EXTRACTED RECORDS |
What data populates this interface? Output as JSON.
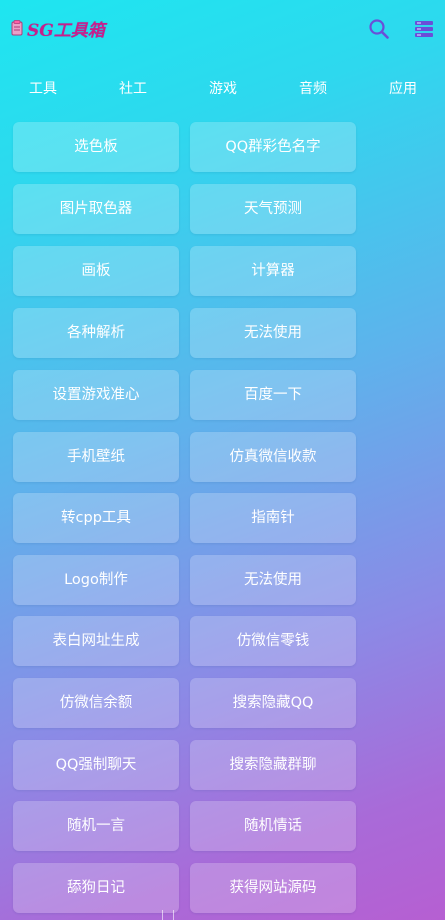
{
  "header": {
    "app_title": "SG工具箱",
    "app_icon": "toolbox-icon",
    "search_icon": "search-icon",
    "menu_icon": "menu-icon"
  },
  "tabs": [
    {
      "label": "工具"
    },
    {
      "label": "社工"
    },
    {
      "label": "游戏"
    },
    {
      "label": "音频"
    },
    {
      "label": "应用"
    }
  ],
  "tools": [
    {
      "label": "选色板"
    },
    {
      "label": "QQ群彩色名字"
    },
    {
      "label": "图片取色器"
    },
    {
      "label": "天气预测"
    },
    {
      "label": "画板"
    },
    {
      "label": "计算器"
    },
    {
      "label": "各种解析"
    },
    {
      "label": "无法使用"
    },
    {
      "label": "设置游戏准心"
    },
    {
      "label": "百度一下"
    },
    {
      "label": "手机壁纸"
    },
    {
      "label": "仿真微信收款"
    },
    {
      "label": "转cpp工具"
    },
    {
      "label": "指南针"
    },
    {
      "label": "Logo制作"
    },
    {
      "label": "无法使用"
    },
    {
      "label": "表白网址生成"
    },
    {
      "label": "仿微信零钱"
    },
    {
      "label": "仿微信余额"
    },
    {
      "label": "搜索隐藏QQ"
    },
    {
      "label": "QQ强制聊天"
    },
    {
      "label": "搜索隐藏群聊"
    },
    {
      "label": "随机一言"
    },
    {
      "label": "随机情话"
    },
    {
      "label": "舔狗日记"
    },
    {
      "label": "获得网站源码"
    }
  ],
  "colors": {
    "title": "#c81e8c",
    "text": "#ffffff",
    "gradient_top": "#1ee6f0",
    "gradient_bottom": "#b65fd2"
  }
}
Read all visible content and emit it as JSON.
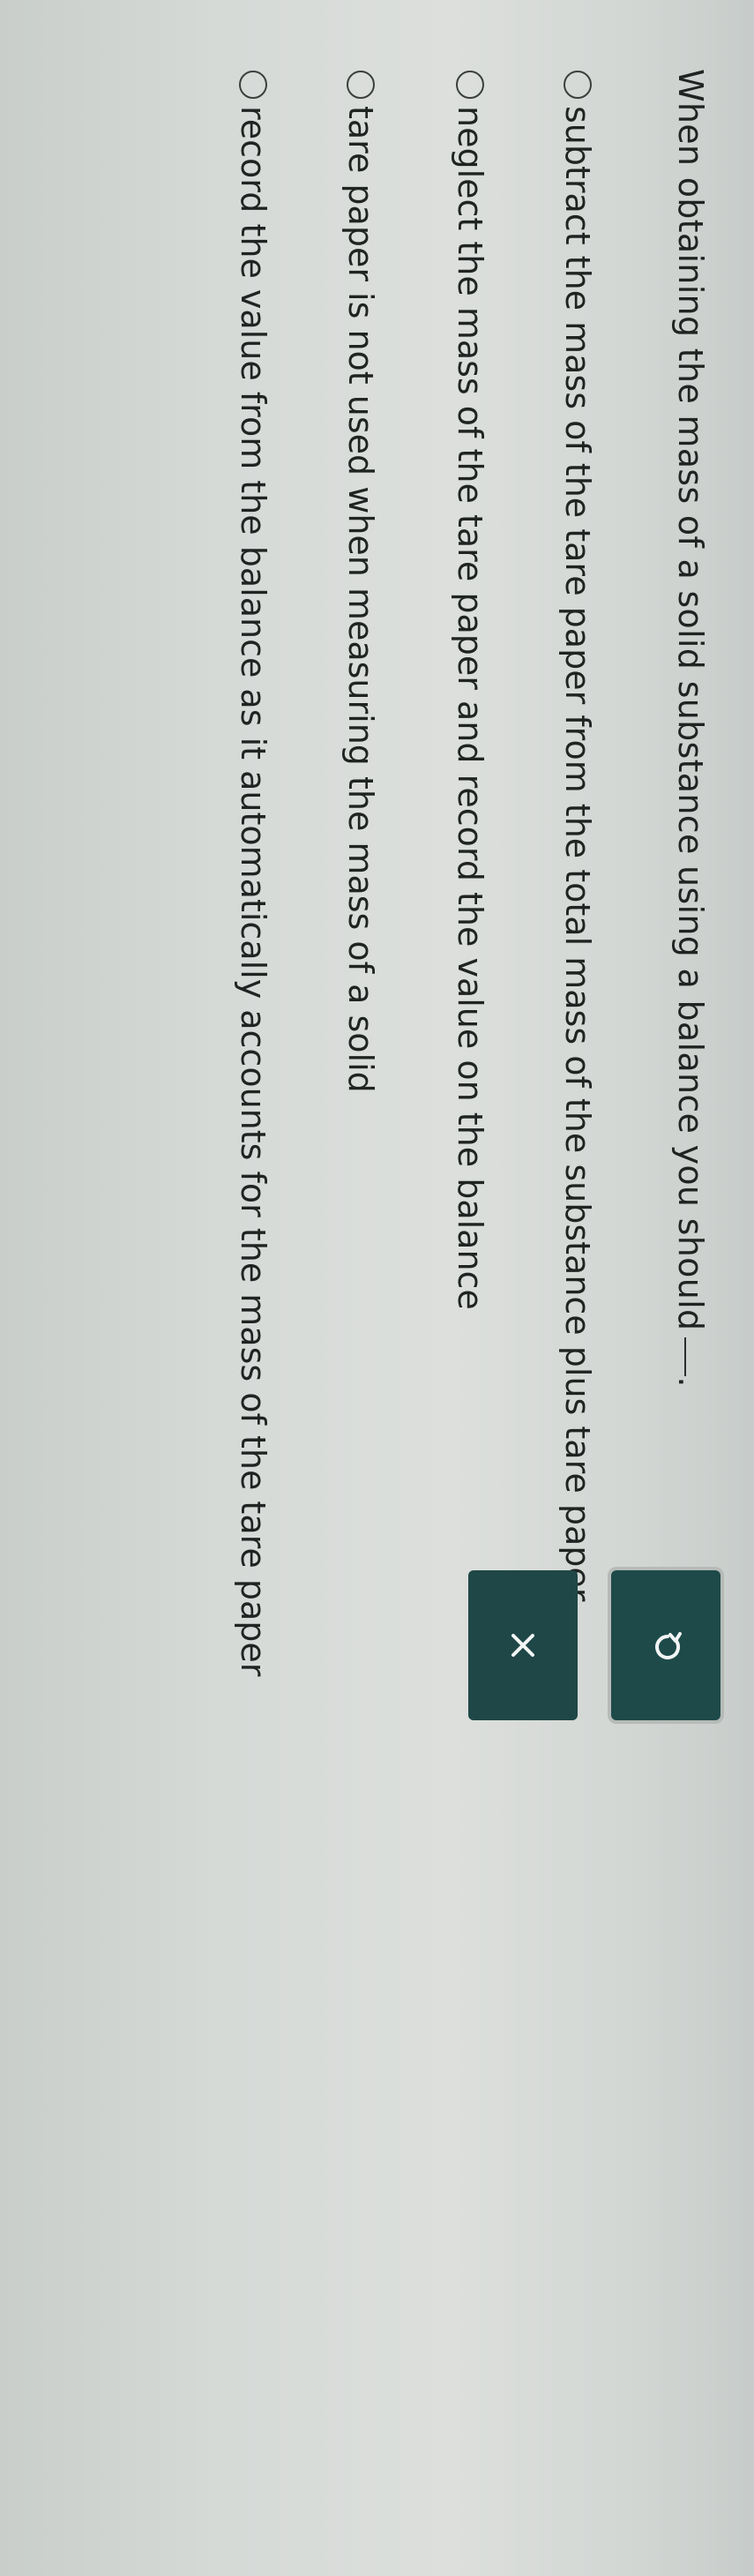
{
  "question": {
    "text": "When obtaining the mass of a solid substance using a balance you should",
    "end": "."
  },
  "options": [
    {
      "label": "subtract the mass of the tare paper from the total mass of the substance plus tare paper."
    },
    {
      "label": "neglect the mass of the tare paper and record the value on the balance"
    },
    {
      "label": "tare paper is not used when measuring the mass of a solid"
    },
    {
      "label": "record the value from the balance as it automatically accounts for the mass of the tare paper"
    }
  ],
  "buttons": {
    "reset_icon": "undo-icon",
    "clear_icon": "close-icon"
  },
  "colors": {
    "button_bg": "#1e4a4a",
    "text": "#1f2422",
    "page_bg": "#d6dad7"
  }
}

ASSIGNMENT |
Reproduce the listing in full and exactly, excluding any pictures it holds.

FINISHED EXERCISE |
What data populates this interface? Output as JSON.
{
  "header": {
    "app_title": "SG工具箱",
    "app_icon": "toolbox-icon",
    "search_icon": "search-icon",
    "menu_icon": "menu-icon"
  },
  "tabs": [
    {
      "label": "工具"
    },
    {
      "label": "社工"
    },
    {
      "label": "游戏"
    },
    {
      "label": "音频"
    },
    {
      "label": "应用"
    }
  ],
  "tools": [
    {
      "label": "选色板"
    },
    {
      "label": "QQ群彩色名字"
    },
    {
      "label": "图片取色器"
    },
    {
      "label": "天气预测"
    },
    {
      "label": "画板"
    },
    {
      "label": "计算器"
    },
    {
      "label": "各种解析"
    },
    {
      "label": "无法使用"
    },
    {
      "label": "设置游戏准心"
    },
    {
      "label": "百度一下"
    },
    {
      "label": "手机壁纸"
    },
    {
      "label": "仿真微信收款"
    },
    {
      "label": "转cpp工具"
    },
    {
      "label": "指南针"
    },
    {
      "label": "Logo制作"
    },
    {
      "label": "无法使用"
    },
    {
      "label": "表白网址生成"
    },
    {
      "label": "仿微信零钱"
    },
    {
      "label": "仿微信余额"
    },
    {
      "label": "搜索隐藏QQ"
    },
    {
      "label": "QQ强制聊天"
    },
    {
      "label": "搜索隐藏群聊"
    },
    {
      "label": "随机一言"
    },
    {
      "label": "随机情话"
    },
    {
      "label": "舔狗日记"
    },
    {
      "label": "获得网站源码"
    }
  ],
  "colors": {
    "title": "#c81e8c",
    "text": "#ffffff",
    "gradient_top": "#1ee6f0",
    "gradient_bottom": "#b65fd2"
  }
}
Read all visible content and emit it as JSON.
{
  "question": {
    "text": "When obtaining the mass of a solid substance using a balance you should",
    "end": "."
  },
  "options": [
    {
      "label": "subtract the mass of the tare paper from the total mass of the substance plus tare paper."
    },
    {
      "label": "neglect the mass of the tare paper and record the value on the balance"
    },
    {
      "label": "tare paper is not used when measuring the mass of a solid"
    },
    {
      "label": "record the value from the balance as it automatically accounts for the mass of the tare paper"
    }
  ],
  "buttons": {
    "reset_icon": "undo-icon",
    "clear_icon": "close-icon"
  },
  "colors": {
    "button_bg": "#1e4a4a",
    "text": "#1f2422",
    "page_bg": "#d6dad7"
  }
}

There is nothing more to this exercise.